• [Activity] Determine how many lines of the entries that follow contain "tracks", and respond with that number alone.

• [Data about app and page elements]

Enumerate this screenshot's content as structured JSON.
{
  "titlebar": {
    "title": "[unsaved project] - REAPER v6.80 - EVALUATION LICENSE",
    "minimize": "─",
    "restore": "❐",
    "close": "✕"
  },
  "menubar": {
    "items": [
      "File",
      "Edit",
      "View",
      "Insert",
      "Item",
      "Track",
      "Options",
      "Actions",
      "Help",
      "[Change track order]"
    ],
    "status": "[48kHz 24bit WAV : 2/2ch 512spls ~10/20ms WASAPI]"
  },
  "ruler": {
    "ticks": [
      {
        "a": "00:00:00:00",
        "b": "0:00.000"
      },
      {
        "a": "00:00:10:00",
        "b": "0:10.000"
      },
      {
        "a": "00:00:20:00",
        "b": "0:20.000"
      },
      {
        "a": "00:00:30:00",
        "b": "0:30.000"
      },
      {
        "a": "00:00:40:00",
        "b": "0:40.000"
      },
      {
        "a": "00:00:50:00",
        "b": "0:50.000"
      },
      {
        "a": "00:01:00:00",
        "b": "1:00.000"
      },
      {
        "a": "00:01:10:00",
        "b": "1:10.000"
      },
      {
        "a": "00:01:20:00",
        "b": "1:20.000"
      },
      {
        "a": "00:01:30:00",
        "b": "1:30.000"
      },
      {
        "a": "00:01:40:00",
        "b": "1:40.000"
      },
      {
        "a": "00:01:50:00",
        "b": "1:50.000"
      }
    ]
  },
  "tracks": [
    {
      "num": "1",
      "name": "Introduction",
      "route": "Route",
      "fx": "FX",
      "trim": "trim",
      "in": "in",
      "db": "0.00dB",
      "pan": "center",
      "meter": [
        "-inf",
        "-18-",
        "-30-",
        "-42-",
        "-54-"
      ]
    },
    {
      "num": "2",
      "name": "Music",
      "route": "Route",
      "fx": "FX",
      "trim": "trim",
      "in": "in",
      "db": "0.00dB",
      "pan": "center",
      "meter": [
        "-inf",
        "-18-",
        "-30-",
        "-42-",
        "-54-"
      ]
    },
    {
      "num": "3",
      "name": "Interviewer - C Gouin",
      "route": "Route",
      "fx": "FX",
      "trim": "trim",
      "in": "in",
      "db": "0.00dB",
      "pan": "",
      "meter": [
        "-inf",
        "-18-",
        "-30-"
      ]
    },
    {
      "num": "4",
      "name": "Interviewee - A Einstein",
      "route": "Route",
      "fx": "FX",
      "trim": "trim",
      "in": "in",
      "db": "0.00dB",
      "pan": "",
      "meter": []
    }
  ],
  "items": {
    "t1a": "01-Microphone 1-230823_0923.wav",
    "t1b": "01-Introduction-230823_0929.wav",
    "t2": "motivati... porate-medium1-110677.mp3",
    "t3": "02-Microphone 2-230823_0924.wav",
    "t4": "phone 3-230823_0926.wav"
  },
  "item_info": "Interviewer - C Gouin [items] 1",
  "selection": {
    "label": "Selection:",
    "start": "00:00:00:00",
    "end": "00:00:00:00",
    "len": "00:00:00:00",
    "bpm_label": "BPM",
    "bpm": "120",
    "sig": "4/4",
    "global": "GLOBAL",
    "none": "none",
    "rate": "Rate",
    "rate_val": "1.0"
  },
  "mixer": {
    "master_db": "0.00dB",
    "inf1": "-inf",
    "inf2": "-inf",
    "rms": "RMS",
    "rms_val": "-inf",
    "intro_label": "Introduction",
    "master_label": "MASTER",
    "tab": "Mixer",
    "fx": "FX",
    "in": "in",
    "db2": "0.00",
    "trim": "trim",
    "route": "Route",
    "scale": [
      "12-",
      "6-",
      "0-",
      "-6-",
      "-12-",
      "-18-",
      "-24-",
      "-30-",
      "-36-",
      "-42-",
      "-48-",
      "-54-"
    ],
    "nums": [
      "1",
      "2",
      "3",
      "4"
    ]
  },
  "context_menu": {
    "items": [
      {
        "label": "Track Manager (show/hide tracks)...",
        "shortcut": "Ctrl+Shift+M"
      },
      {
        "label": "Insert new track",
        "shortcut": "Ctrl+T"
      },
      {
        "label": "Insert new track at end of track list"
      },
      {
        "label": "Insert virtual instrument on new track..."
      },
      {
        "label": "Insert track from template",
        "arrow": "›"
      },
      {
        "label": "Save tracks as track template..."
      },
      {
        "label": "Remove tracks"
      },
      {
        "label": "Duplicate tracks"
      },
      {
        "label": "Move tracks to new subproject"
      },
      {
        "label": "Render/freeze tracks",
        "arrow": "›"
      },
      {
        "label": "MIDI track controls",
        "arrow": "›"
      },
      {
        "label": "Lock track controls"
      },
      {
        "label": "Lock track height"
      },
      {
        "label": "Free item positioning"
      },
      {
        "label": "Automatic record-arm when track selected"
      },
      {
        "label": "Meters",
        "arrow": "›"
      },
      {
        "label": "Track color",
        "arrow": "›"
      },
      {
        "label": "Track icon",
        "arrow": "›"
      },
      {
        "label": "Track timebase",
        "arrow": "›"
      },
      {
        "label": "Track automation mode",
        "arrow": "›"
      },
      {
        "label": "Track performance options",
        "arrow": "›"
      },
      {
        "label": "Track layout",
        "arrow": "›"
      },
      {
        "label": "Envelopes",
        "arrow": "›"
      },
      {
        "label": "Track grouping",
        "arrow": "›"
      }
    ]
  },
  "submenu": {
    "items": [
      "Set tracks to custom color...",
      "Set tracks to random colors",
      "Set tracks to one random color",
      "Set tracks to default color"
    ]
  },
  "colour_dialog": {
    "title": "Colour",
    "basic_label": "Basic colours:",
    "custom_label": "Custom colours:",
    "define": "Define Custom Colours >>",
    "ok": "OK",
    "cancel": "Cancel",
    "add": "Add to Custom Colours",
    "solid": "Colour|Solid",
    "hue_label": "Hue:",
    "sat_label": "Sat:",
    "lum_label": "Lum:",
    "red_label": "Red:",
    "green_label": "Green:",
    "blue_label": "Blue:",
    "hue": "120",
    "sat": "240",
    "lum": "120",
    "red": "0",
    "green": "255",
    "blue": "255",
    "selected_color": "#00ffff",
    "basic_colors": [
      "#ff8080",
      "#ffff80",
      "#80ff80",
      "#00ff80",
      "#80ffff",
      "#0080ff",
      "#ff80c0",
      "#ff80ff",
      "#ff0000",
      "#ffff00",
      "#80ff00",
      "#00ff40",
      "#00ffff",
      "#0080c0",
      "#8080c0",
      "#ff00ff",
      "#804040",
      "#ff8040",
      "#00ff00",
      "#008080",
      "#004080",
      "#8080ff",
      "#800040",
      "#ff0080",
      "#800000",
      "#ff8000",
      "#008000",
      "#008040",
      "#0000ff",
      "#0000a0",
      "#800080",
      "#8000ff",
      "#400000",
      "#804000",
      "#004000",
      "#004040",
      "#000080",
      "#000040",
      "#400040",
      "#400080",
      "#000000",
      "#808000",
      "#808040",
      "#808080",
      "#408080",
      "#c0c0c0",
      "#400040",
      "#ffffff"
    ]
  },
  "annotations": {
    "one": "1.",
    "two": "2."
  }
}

• [Written response] 11